Case report: incidental finding of a giant cardiac mass. Academic Article uri icon



  • Coronary artery fistula (CAF) is a rare anomalous connection between a coronary artery and another coronary artery, major vessel, or cardiac chamber. Prevalence of CAF is reportedly 1% to 2% in patients who undergo coronary angiography.1 One of the most common complications of CAF is formation of a coronary artery aneurysm (CAA). A study conducted by Said and colleagues in 1995 found that CAA formation was present in 26% of patients who had proven CAF by way of angiography.2 Although a precise definition of the term "giant" CAA is still lacking, it generally refers to a dilatation that exceeds the reference vessel diameter by four times.3 We report an interesting case of a 38-year-old patient who was incidentally found to have a presumed large right ventricular aneurysm, which after an open-heart surgery was identified as a CAF with formation of an unruptured giant CAA.
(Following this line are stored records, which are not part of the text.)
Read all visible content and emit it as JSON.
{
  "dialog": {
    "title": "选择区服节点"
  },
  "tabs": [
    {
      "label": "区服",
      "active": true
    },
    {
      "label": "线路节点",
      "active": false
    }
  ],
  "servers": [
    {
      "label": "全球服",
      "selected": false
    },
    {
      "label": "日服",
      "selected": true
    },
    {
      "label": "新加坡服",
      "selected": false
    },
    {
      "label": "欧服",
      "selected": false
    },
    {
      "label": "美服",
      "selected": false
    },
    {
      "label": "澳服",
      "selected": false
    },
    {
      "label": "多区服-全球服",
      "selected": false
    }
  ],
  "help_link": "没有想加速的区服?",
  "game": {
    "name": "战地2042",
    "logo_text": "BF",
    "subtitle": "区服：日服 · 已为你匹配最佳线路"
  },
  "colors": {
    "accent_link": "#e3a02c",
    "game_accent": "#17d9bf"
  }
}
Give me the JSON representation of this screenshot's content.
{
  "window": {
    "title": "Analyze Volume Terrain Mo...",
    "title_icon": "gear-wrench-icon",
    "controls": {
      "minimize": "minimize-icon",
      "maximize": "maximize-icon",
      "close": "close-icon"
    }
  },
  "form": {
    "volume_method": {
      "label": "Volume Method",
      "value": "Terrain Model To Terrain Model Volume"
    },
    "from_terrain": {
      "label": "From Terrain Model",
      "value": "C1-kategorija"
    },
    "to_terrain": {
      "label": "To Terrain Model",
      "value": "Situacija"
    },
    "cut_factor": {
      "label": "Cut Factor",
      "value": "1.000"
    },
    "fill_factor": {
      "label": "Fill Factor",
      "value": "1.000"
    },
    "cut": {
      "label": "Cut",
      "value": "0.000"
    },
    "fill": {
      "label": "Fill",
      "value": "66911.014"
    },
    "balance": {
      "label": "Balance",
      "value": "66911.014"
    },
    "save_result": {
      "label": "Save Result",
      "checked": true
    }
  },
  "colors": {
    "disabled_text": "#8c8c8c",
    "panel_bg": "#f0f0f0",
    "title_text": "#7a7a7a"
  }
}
publication date

  • April 1, 2014



  • Arterio-Arterial Fistula
  • Coronary Aneurysm
  • Coronary Vessel Anomalies
  • Incidental Findings


PubMed Central ID

  • PMC4117330

Scopus Document Identifier

  • 84946398756

PubMed ID

  • 25114764

Additional Document Info


  • 10


  • 2